Halbwachs, in his study of the life conditions of the worker (published in 1912), shrewdly pointed to the fuzzy boundary between agriculture and industry. Agriculture, we usually assume, deals directly with nature – but as Halbwachs points out, there is hardly a bit of nature in agriculture as we actually know it – from the soil that has been changed in its chemical and geological composition over generations of work, to the organic products that are themselves constantly being changed and adapted by human ingenuity, to finally finished products like cheese and bread, the making of which takes place in buildings, and through gestures that are essentially no different from those employed in making glue. [See Halbwachs 1913, Vol. 1, 26] Halbwachs’ emphasis on the “gestes” of labor is a welcome attempt to uncover what is partially mystified in Marx’s ‘materialism’. When Marx speaks of labor, he begins with a direct relationship with nature – although this is, in a sense, a fiction, as h

A confusing post about monopoly rents and the level of exploitation

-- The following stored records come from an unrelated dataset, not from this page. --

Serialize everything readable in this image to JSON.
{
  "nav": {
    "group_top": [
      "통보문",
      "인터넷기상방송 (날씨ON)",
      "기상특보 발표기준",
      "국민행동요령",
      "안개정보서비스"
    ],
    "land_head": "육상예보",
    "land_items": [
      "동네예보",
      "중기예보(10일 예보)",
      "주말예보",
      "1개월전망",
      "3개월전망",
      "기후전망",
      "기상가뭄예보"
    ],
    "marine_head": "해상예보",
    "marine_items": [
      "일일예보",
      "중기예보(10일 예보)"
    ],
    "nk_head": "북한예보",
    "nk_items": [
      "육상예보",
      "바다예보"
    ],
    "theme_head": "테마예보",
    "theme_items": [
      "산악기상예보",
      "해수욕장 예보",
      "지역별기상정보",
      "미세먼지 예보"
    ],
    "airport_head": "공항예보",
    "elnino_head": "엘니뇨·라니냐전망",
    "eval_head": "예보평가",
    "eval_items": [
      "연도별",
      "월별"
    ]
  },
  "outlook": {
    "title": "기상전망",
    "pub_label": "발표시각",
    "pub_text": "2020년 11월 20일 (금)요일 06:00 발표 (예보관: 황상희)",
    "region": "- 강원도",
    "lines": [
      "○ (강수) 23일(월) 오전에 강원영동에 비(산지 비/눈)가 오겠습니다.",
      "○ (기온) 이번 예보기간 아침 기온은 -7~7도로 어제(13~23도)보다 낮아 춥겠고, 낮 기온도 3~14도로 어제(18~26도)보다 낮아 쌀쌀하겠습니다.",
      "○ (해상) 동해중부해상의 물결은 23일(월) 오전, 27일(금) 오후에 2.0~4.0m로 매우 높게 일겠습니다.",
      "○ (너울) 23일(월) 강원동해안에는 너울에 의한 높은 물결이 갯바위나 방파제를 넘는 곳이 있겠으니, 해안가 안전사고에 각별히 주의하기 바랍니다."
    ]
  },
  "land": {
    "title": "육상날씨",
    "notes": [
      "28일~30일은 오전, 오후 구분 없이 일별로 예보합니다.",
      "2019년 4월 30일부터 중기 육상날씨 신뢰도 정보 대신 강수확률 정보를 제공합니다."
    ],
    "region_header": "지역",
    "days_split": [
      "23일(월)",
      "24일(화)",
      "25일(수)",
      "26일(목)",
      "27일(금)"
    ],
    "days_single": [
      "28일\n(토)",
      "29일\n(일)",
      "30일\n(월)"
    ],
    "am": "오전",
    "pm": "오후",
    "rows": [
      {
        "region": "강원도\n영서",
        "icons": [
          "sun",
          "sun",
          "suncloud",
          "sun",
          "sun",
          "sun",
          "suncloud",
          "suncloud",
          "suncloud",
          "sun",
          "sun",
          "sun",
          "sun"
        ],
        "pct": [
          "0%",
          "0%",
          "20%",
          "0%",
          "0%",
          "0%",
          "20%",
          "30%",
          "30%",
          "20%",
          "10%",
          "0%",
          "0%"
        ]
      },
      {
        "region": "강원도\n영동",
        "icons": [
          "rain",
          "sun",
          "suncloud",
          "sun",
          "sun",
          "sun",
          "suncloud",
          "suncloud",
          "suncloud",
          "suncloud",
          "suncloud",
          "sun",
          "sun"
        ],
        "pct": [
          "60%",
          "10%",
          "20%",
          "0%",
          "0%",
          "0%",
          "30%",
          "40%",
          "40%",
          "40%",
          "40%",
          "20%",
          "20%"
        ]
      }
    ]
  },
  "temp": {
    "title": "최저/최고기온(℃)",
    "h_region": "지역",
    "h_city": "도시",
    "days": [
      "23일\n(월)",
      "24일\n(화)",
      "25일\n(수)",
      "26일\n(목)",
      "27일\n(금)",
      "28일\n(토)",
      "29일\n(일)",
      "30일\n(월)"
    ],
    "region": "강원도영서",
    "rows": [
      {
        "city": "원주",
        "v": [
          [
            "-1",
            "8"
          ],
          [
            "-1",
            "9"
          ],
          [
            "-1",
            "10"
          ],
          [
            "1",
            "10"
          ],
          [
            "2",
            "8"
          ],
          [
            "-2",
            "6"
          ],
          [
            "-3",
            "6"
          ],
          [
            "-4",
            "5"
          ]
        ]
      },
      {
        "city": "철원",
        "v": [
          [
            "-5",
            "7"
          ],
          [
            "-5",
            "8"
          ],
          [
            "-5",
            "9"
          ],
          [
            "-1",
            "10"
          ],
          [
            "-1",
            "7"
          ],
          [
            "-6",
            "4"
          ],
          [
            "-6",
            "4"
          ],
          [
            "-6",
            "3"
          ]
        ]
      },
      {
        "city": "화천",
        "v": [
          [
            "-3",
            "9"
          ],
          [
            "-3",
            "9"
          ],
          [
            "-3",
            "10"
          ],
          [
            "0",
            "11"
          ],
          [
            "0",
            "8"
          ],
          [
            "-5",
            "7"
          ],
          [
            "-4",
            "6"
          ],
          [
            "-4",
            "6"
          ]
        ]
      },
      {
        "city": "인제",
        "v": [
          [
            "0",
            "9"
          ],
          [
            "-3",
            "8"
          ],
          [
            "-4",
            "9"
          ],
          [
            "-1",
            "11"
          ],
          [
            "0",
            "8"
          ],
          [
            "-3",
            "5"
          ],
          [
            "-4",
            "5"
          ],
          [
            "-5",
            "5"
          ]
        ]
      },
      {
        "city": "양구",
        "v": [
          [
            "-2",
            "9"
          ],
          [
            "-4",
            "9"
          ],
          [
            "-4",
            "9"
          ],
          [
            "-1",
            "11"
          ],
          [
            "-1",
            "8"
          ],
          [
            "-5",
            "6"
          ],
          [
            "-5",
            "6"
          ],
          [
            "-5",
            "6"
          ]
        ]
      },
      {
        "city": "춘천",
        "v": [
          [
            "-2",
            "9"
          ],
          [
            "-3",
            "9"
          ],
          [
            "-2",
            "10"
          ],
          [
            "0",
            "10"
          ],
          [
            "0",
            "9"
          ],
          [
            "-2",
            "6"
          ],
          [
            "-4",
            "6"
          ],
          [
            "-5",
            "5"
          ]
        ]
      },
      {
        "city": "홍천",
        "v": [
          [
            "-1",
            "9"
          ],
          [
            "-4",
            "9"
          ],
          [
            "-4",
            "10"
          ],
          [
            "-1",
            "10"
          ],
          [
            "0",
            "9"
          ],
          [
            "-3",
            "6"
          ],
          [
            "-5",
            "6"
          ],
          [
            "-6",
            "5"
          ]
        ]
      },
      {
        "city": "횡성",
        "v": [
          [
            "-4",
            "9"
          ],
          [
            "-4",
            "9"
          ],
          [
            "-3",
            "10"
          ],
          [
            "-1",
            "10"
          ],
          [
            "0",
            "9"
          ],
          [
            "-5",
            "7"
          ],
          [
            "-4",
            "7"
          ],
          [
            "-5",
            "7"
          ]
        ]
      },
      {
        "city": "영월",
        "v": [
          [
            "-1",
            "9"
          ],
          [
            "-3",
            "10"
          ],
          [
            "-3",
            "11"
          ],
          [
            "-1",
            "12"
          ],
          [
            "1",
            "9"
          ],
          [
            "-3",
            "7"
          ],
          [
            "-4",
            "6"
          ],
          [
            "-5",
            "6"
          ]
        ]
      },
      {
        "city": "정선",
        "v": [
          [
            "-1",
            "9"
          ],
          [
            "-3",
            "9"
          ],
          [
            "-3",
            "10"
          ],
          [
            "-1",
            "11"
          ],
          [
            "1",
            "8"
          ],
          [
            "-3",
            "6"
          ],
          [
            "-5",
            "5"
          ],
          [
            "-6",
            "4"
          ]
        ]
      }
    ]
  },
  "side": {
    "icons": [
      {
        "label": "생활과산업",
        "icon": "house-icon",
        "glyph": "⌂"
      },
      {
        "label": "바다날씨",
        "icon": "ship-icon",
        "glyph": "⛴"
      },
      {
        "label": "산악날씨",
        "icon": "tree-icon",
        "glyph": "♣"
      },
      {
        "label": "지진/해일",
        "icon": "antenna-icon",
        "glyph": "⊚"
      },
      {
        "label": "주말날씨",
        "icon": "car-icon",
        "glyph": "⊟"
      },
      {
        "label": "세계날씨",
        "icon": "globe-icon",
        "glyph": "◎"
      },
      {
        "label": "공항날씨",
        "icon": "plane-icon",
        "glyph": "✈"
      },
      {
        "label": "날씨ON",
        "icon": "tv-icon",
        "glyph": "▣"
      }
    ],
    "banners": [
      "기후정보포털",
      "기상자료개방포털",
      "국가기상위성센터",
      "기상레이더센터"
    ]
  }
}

I hear the sounds of the city and dispossessed Get down and get undressed. Since the 1970s in America, the radical economists have used the model of monopoly rents to critique capitalism – inheriting the progressive tradition of battling against the giant trusts and restoring competition as a way of cutting down the accumulated economic and political advantages of the capitalist class. This way of thinking cuts across the grain of the (intentionally) naïve Manicheanism of the conservative economists, who like to pit the private sector (which is productive) against the government sector (which is parasitic). The notion that production – say, of education – magically turns into its opposite when done by the state is one of the stranger tics of the economic school that comes out of Chicago. But, as the radical economists like to point out, their liberal opponents, too, hold on to some less mystical version of this story, and ultimately believe that the market is the most efficient way t

Competition: chose your level and make your bets

We don’t know what is preferable for us: to defeat them or to be defeated. The sons of Dhritarashtra are in front of us. In killing them, we will lose the will to live. – 6th verse, 2nd chapter of the Bhagavad-gita, from the French translation of Maharishi Mahesh Yogi. “Within the social circumstances prevailing by way of capitalist production, even the not capitalistic are dominated by capitalist notions [Vorstellung]. In his last novel, the Peasants, Balzac, through a deep comprehension of real relationships, strikingly represents in general the small farmer who, in order to remain in the good graces of his moneylender, performs all kinds of labor gratuitously, not thinking that he is giving him anything, because his own labor doesn’t cost himself any ready money. The moneylender on his side thus kills two flies with one blow. He is spared spending money himself in wages and entangles the farmer, for whom the lack of working on his own field is more and more ruinous, deeper and